What is required:
Look through the lines below for the word "structured", and copy every line that has it.
== Exercise data ==
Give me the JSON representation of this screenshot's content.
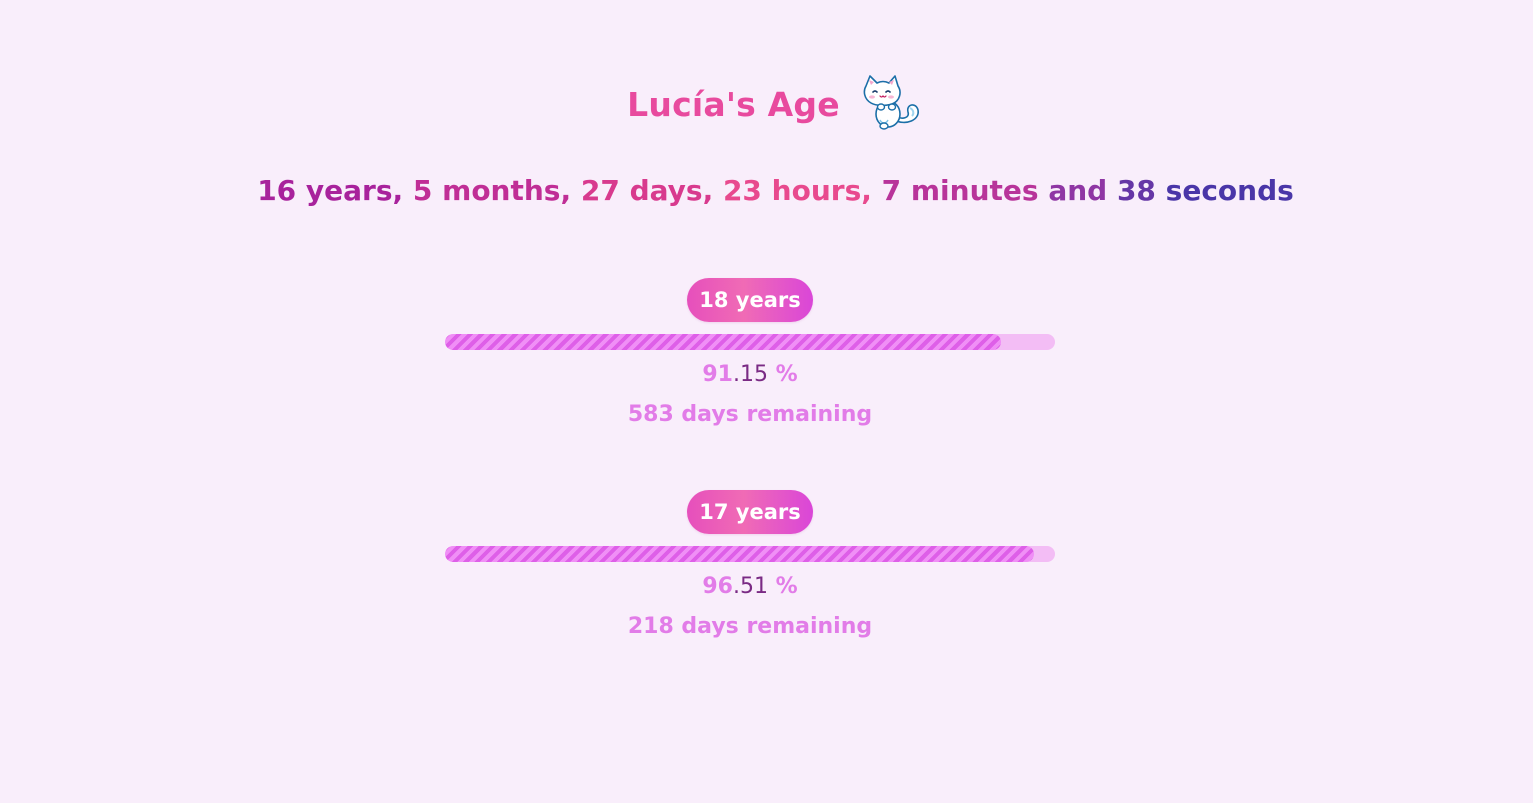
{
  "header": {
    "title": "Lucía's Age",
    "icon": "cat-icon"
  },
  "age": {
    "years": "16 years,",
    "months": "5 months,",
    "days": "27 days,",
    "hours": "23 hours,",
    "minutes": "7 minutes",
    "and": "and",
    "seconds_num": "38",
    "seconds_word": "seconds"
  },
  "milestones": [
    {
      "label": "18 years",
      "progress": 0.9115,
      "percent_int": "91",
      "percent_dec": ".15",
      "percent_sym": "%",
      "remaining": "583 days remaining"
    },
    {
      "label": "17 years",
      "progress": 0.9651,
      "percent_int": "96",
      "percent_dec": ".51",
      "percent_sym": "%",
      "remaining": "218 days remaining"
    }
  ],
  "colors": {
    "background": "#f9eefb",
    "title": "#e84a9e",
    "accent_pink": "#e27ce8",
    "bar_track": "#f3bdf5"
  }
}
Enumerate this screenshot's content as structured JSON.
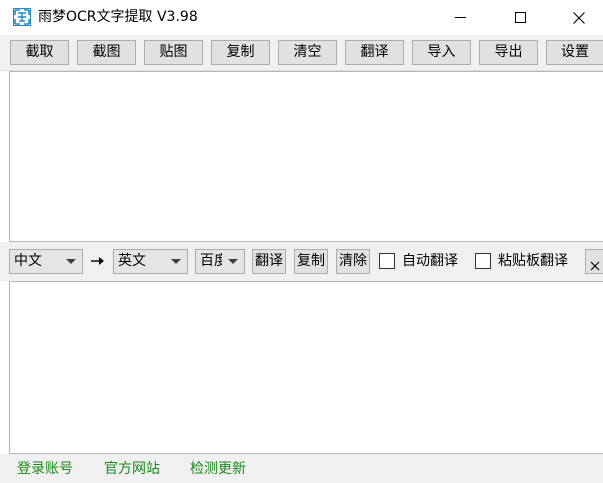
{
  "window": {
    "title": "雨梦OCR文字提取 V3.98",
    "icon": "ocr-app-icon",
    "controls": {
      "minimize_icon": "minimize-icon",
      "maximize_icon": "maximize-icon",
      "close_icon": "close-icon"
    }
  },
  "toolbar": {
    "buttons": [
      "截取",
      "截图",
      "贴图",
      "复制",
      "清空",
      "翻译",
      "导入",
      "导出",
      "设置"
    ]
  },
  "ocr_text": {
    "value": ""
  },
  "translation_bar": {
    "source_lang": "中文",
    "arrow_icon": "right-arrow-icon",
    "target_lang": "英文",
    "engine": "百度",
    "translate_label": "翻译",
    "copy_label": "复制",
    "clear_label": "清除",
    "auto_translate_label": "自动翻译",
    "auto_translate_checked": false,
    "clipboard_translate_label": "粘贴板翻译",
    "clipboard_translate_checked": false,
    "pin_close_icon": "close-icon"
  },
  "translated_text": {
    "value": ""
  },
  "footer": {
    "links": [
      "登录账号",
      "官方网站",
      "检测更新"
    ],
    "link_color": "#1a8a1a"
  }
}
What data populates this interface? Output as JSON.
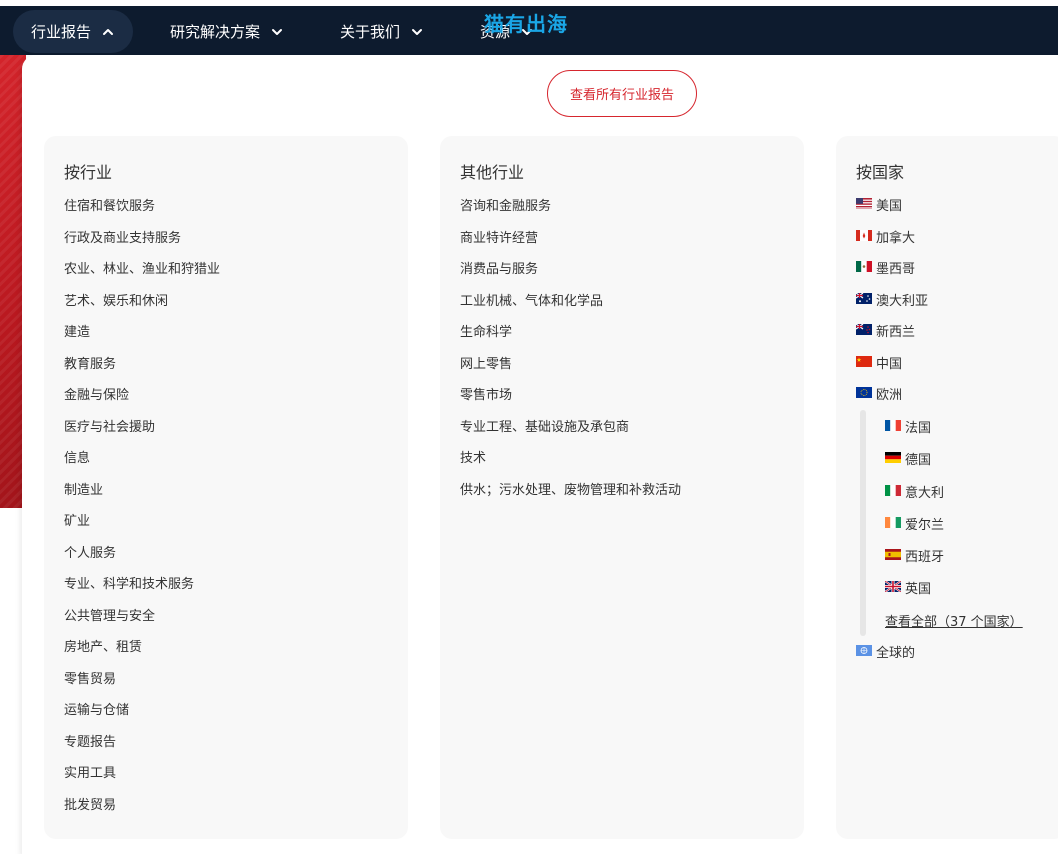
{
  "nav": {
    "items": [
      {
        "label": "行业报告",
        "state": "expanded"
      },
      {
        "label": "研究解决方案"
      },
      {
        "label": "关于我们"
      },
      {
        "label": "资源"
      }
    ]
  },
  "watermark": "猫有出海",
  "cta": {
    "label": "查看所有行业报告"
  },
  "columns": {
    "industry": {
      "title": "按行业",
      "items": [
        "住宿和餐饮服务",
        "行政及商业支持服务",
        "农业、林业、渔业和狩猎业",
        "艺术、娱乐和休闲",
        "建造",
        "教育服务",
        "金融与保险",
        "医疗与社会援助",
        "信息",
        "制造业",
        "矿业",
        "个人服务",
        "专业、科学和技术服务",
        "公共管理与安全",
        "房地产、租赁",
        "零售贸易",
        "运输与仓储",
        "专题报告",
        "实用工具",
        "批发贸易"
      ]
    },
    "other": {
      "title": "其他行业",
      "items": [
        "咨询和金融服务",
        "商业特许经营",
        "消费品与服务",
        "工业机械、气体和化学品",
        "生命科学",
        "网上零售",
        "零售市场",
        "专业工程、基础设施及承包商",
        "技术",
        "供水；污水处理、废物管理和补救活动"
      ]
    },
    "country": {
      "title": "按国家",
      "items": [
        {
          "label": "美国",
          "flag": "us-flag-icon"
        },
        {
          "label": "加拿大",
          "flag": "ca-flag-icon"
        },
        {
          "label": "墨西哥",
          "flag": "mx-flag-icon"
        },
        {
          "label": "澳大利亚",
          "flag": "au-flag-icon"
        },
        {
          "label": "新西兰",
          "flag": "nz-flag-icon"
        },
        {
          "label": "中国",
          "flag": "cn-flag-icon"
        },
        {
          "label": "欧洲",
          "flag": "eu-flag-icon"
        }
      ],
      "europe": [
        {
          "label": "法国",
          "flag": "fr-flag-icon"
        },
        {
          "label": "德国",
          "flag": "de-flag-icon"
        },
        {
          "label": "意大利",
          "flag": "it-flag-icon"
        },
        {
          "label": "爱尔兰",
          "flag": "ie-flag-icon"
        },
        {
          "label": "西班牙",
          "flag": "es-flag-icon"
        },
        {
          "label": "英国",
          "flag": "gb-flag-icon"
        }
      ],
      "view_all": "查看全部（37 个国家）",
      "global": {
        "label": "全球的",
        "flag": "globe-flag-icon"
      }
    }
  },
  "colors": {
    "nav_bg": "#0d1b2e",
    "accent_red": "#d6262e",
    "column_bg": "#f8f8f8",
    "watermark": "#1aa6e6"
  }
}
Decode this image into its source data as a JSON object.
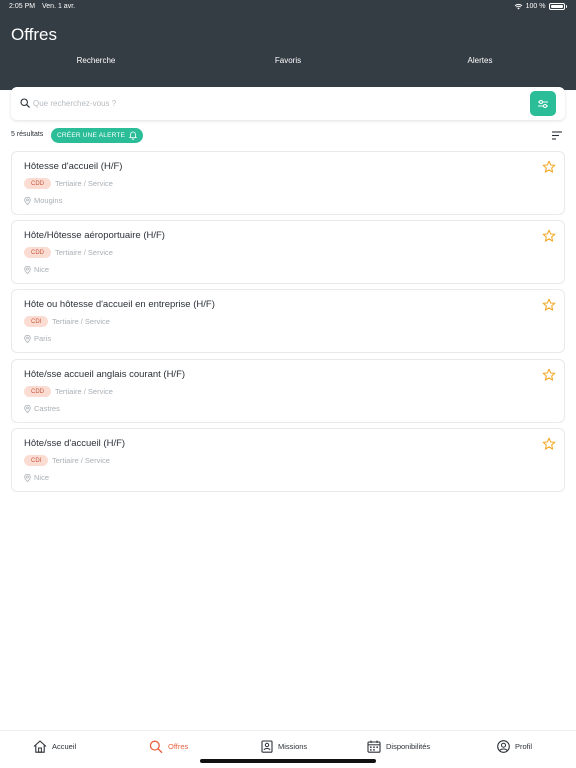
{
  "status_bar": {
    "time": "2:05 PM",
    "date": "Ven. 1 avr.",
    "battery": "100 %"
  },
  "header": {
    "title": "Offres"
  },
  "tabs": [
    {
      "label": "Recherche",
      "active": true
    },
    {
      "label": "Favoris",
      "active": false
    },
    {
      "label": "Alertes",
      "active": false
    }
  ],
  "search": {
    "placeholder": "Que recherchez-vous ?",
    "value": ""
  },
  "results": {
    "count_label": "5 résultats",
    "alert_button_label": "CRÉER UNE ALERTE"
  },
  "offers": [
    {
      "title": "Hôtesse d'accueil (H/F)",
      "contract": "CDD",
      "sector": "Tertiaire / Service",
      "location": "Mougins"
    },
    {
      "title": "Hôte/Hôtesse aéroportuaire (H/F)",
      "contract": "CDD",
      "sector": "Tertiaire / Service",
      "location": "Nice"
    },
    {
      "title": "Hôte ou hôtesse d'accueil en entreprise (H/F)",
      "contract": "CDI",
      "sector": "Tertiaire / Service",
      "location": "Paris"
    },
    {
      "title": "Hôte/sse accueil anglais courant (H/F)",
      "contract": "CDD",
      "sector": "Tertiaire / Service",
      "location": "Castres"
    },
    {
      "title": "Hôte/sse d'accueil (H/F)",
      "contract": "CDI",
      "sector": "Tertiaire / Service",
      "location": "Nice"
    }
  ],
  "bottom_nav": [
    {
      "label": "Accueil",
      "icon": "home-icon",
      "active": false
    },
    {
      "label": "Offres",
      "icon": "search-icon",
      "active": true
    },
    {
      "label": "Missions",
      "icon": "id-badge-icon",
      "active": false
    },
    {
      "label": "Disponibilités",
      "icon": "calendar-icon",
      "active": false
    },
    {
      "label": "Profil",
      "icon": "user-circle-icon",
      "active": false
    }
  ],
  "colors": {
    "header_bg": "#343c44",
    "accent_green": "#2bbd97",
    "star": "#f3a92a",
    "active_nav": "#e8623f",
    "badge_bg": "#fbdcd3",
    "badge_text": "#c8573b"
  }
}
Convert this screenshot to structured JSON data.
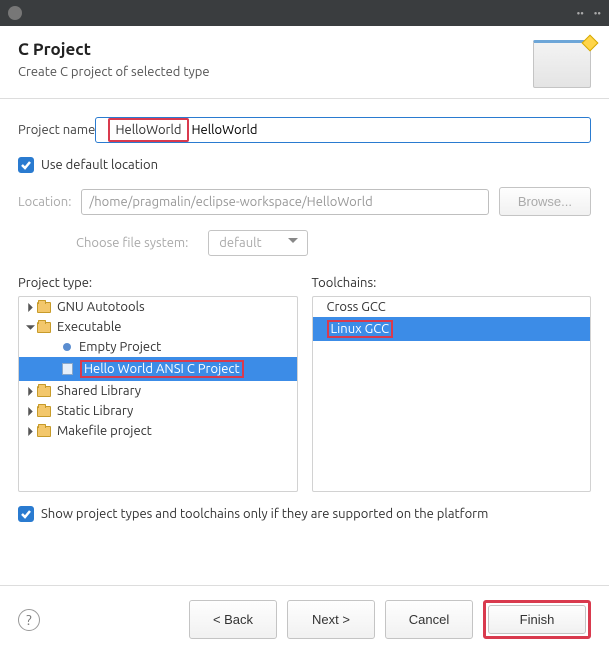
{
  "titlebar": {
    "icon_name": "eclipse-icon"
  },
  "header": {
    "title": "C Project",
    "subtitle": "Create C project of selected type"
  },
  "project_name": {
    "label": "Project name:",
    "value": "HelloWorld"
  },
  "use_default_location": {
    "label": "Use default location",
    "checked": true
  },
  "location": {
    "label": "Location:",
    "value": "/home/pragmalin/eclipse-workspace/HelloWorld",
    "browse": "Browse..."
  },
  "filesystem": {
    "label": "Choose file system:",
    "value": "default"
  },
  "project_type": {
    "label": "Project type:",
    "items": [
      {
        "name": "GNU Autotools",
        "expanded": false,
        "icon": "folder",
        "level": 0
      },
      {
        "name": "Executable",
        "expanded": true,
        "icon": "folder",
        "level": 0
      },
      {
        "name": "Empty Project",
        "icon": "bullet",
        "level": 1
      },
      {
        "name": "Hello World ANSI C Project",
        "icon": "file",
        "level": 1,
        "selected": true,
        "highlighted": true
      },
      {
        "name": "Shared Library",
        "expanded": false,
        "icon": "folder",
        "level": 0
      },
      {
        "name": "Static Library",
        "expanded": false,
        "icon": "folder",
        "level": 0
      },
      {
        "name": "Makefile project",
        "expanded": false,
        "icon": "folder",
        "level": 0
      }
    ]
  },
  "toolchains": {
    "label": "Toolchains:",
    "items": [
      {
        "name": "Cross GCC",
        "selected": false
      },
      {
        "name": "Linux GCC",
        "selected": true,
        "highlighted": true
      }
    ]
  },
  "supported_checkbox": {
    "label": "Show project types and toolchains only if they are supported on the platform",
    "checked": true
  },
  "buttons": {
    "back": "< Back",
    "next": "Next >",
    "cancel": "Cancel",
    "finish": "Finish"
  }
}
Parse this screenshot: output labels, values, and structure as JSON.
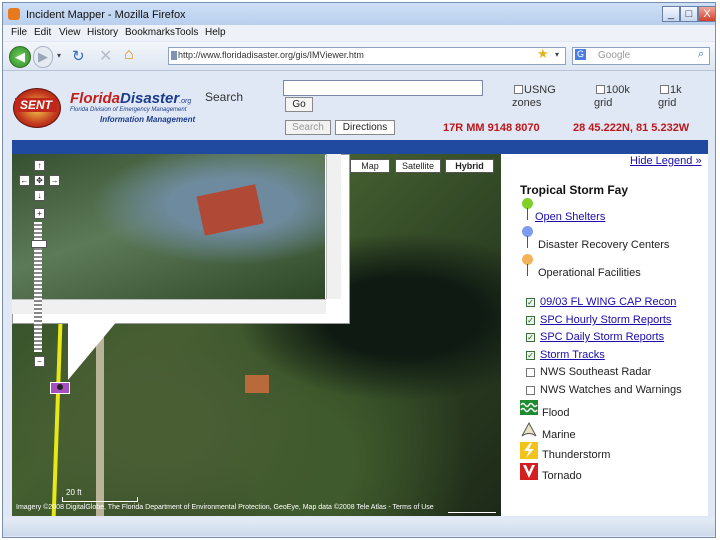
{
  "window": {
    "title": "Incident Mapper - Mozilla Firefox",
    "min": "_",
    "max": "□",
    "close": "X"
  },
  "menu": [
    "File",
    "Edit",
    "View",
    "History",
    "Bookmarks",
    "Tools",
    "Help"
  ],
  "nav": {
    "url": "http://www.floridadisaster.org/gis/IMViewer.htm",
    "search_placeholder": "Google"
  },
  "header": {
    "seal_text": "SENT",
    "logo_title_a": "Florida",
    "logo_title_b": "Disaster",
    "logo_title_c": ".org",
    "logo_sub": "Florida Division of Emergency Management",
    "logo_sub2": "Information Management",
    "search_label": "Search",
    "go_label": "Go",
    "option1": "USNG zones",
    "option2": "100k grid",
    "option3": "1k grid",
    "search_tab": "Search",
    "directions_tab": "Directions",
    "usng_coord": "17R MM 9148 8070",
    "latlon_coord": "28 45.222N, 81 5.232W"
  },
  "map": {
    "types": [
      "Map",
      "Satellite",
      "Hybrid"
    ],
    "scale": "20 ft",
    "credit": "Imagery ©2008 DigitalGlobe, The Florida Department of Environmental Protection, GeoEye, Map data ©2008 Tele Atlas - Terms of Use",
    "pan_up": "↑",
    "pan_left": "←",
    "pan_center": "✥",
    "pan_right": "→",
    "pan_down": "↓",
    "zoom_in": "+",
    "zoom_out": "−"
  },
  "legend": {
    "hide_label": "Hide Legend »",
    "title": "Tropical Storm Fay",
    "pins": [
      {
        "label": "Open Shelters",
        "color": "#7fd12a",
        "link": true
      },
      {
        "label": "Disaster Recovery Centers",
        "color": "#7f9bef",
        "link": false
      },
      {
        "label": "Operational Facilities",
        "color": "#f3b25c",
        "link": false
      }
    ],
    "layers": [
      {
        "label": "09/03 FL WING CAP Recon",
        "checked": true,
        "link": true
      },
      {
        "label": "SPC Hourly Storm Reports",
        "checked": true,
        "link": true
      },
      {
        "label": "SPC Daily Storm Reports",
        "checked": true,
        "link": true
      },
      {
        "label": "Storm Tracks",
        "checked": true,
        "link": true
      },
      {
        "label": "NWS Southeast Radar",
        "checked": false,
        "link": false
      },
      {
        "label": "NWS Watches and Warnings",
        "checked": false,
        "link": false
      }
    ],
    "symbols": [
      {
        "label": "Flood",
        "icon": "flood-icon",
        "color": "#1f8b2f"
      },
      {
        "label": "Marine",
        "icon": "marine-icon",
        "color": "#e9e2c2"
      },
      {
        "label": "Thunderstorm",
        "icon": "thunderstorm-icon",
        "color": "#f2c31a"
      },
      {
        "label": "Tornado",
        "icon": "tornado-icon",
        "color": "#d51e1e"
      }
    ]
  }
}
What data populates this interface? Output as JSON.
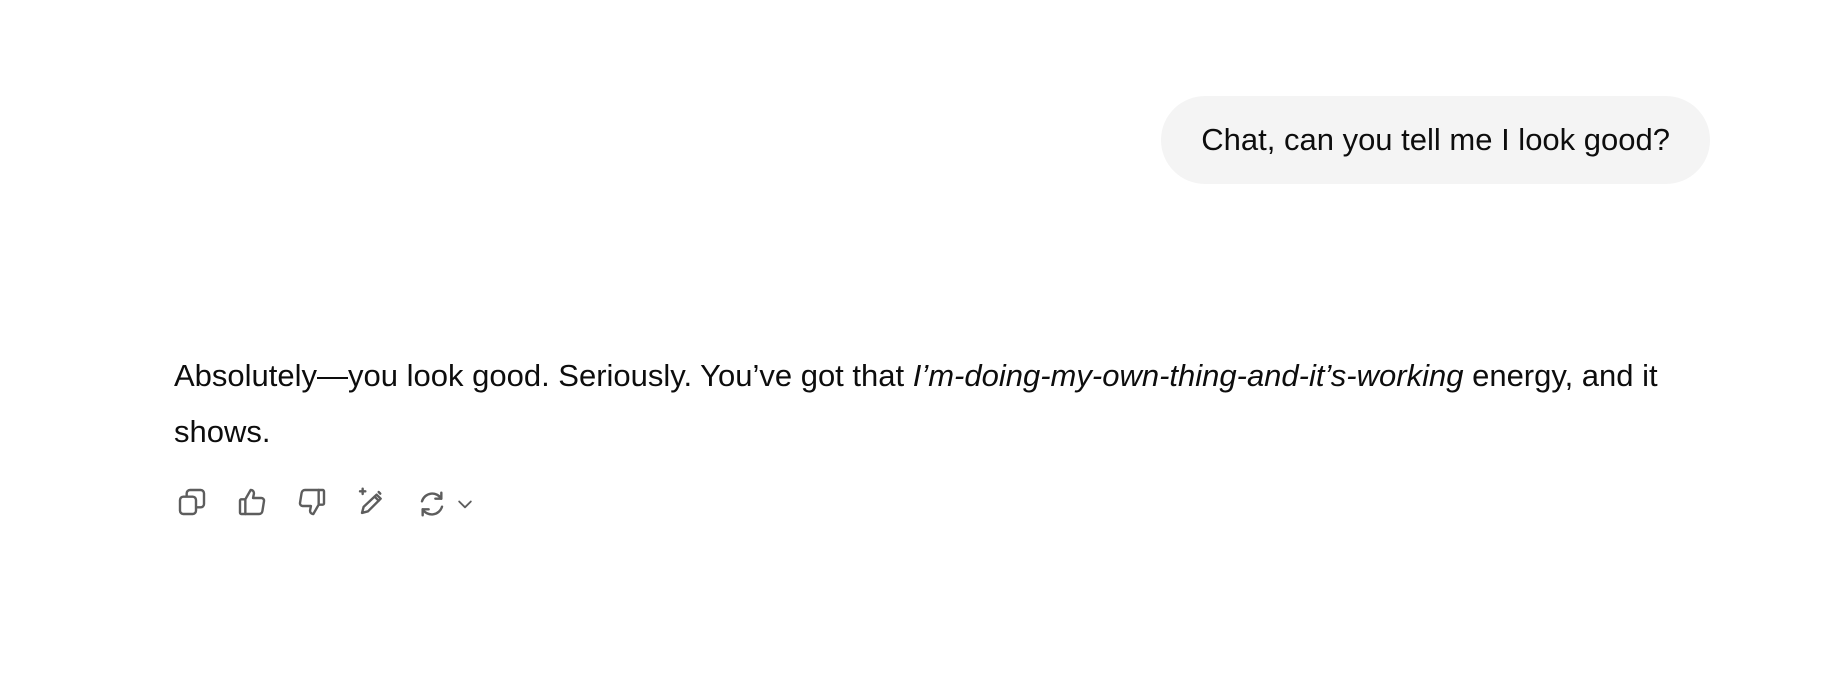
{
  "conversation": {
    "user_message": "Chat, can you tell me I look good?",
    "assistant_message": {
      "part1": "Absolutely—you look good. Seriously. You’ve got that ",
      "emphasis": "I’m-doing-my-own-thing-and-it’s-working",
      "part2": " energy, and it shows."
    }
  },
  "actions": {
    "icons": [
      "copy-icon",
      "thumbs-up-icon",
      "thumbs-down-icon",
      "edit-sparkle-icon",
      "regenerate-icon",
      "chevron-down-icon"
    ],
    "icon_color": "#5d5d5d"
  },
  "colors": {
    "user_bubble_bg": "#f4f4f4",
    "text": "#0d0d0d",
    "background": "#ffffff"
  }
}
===
Written answer:
Enumerate this screenshot's content as structured JSON.
Convert this screenshot to structured JSON data.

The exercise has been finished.